The Photography of Aftermath

On April 24, 2014 a lecture by Jason Francisco on "The Photography of Aftermath" was held in the Center for Urban History’s conference room.

Documentary is one photography’s most accessible and also most complex traditions. Its predicating idea is that photographic pictures - or more precisely, photographic illusions - can make the world present to us, and render it in the mode of presence before us. So doing, they present evidence, convene facts and tell stories, by turns describing things as they are, and persuading us of the ways they should and should not be. Critics of the documentary tradition have for decades insisted on a literate approach to such photographs, insisting that we read them as rhetorical and ideological constructs, whose conventions and purposes we must be careful not to naturalize. If documentary in its journalistic and popular forms has still largely failed to register such calls, this is not the case in the context of the artworld. 

This presentation was looking at the state of documentary photography as contemporary art. It will survey the efforts of contemporary photographers to reposition the documentary idiom in terms of an ontology of absence rather than presence, in order to grapple with specifically historical realities, and with those dimensions of social experience marked by rupture and unhealed collective trauma. Specifically, the talk was profile Jason Francisco’s ongoing project "Alive and Destroyed", which offers new visual terms for the remembrance of the Holocaust as an unfinished, only partially grasped historical inheritance. For the past four years, Francisco has been working assiduously on both sides of the Polish-Ukrainian border. His work looks into the mercurial geography of the genocide’s aftermath, both at the notorious, centrifugal sites of memory, and especially at small and comparatively overlooked locations - deportation routes, execution sites, town ghettos, labor and transit camps, discrete places of hiding and resistance.

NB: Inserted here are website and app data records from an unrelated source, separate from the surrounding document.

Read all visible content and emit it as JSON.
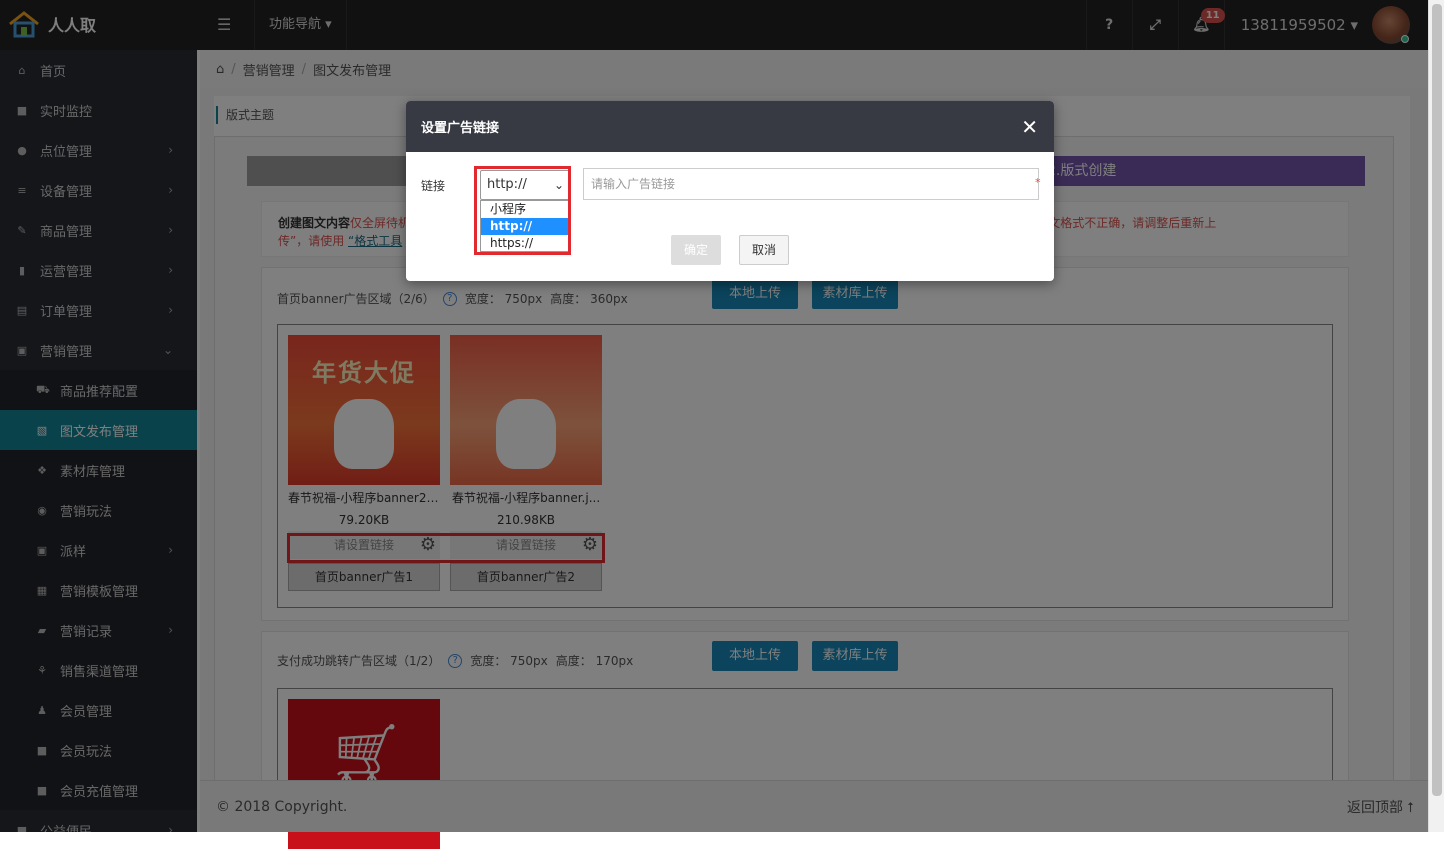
{
  "brand": {
    "name": "人人取"
  },
  "topnav": {
    "func_nav": "功能导航 ▾",
    "help": "?",
    "expand": "⤢",
    "bell_count": "11",
    "user": "13811959502 ▾"
  },
  "sidebar": {
    "items": [
      {
        "label": "首页",
        "icon": "home-icon",
        "glyph": "⌂"
      },
      {
        "label": "实时监控",
        "icon": "video-icon",
        "glyph": "■"
      },
      {
        "label": "点位管理",
        "icon": "map-pin-icon",
        "glyph": "●",
        "arrow": "›"
      },
      {
        "label": "设备管理",
        "icon": "sort-icon",
        "glyph": "≡",
        "arrow": "›"
      },
      {
        "label": "商品管理",
        "icon": "edit-icon",
        "glyph": "✎",
        "arrow": "›"
      },
      {
        "label": "运营管理",
        "icon": "bookmark-icon",
        "glyph": "▮",
        "arrow": "›"
      },
      {
        "label": "订单管理",
        "icon": "list-icon",
        "glyph": "▤",
        "arrow": "›"
      },
      {
        "label": "营销管理",
        "icon": "gift-icon",
        "glyph": "▣",
        "arrow": "⌄"
      },
      {
        "label": "商品推荐配置",
        "icon": "cart-icon",
        "glyph": "⛟",
        "sub": true
      },
      {
        "label": "图文发布管理",
        "icon": "image-icon",
        "glyph": "▧",
        "sub": true,
        "active": true
      },
      {
        "label": "素材库管理",
        "icon": "cubes-icon",
        "glyph": "❖",
        "sub": true
      },
      {
        "label": "营销玩法",
        "icon": "gamepad-icon",
        "glyph": "◉",
        "sub": true
      },
      {
        "label": "派样",
        "icon": "gift-icon",
        "glyph": "▣",
        "sub": true,
        "arrow": "›"
      },
      {
        "label": "营销模板管理",
        "icon": "table-icon",
        "glyph": "▦",
        "sub": true
      },
      {
        "label": "营销记录",
        "icon": "book-icon",
        "glyph": "▰",
        "sub": true,
        "arrow": "›"
      },
      {
        "label": "销售渠道管理",
        "icon": "sitemap-icon",
        "glyph": "⚘",
        "sub": true
      },
      {
        "label": "会员管理",
        "icon": "users-icon",
        "glyph": "♟",
        "sub": true
      },
      {
        "label": "会员玩法",
        "icon": "square-icon",
        "glyph": "■",
        "sub": true
      },
      {
        "label": "会员充值管理",
        "icon": "square-icon",
        "glyph": "■",
        "sub": true
      },
      {
        "label": "公益便民",
        "icon": "square-icon",
        "glyph": "■",
        "arrow": "›"
      }
    ]
  },
  "breadcrumb": {
    "home": "⌂",
    "sep1": "/",
    "item1": "营销管理",
    "sep2": "/",
    "item2": "图文发布管理"
  },
  "section_title": "版式主题",
  "steps": {
    "step2": "2.版式创建"
  },
  "notice": {
    "label": "创建图文内容",
    "red1": "仅全屏待机",
    "red2": "。如若提示“图文格式不正确，请调整后重新上",
    "red3": "传”，请使用",
    "link": "“格式工具"
  },
  "area1": {
    "title": "首页banner广告区域（2/6）",
    "width": "宽度：  750px",
    "height": "高度：  360px",
    "upload_local": "本地上传",
    "upload_lib": "素材库上传",
    "cards": [
      {
        "thumb_text": "年货大促",
        "name": "春节祝福-小程序banner2....",
        "size": "79.20KB",
        "link": "请设置链接",
        "slot": "首页banner广告1"
      },
      {
        "thumb_text": "",
        "name": "春节祝福-小程序banner.j...",
        "size": "210.98KB",
        "link": "请设置链接",
        "slot": "首页banner广告2"
      }
    ]
  },
  "area2": {
    "title": "支付成功跳转广告区域（1/2）",
    "width": "宽度：  750px",
    "height": "高度：  170px",
    "upload_local": "本地上传",
    "upload_lib": "素材库上传"
  },
  "footer": {
    "copyright": "© 2018 Copyright.",
    "back_top": "返回顶部 ⭡"
  },
  "modal": {
    "title": "设置广告链接",
    "close": "✕",
    "label": "链接",
    "select_value": "http://",
    "options": [
      "小程序",
      "http://",
      "https://"
    ],
    "url_placeholder": "请输入广告链接",
    "required": "*",
    "ok": "确定",
    "cancel": "取消"
  },
  "colors": {
    "accent": "#138496",
    "sidebar": "#2a2d35",
    "topbar": "#222222",
    "highlight": "#e02a30",
    "select_blue": "#1e90ff"
  }
}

Extending the traditional concerns of documentary, Francisco’s "Alive and Destroyed" asks not just how remembrance occurs insofar as its subjects are seen, but how remembrance’s subjects are seen because of the ways they are pictured.

Jason Francisco is an acclaimed photographer, essayist, curator, and educator.  His numerous photoworks, essays, reviews and books include "Far from Zion: Jews, Diaspora, Memory" (Stanford University Press, 2006), "The Steerage and Alfred Stieglitz", co-authored with Anne McCauley (University of California Press, 2012), and several projects on Jewish historical memory, and the complications of American culture.  Widely exhibited nationally and internationally, Francisco is currently a Fulbright Scholar working on a new permanent exhibition for the Galicia Jewish Museum in Kraków on Jewish history and heritage in western Ukraine.  This is the second major project Francisco has done for the Galicia Jewish Museum, following the success of the 2012 exhibition, "On the Other Side of the Torah," for which he served as lead curator.  Francisco teaches photography, media and visual culture at Emory University and at Stanford University in the United States.  Born and raised in California, he was educated at Columbia University and Stanford University, as well as Kings College London, the University of Wisconsin-Madison, and the Graduate Theological Union, Berkeley.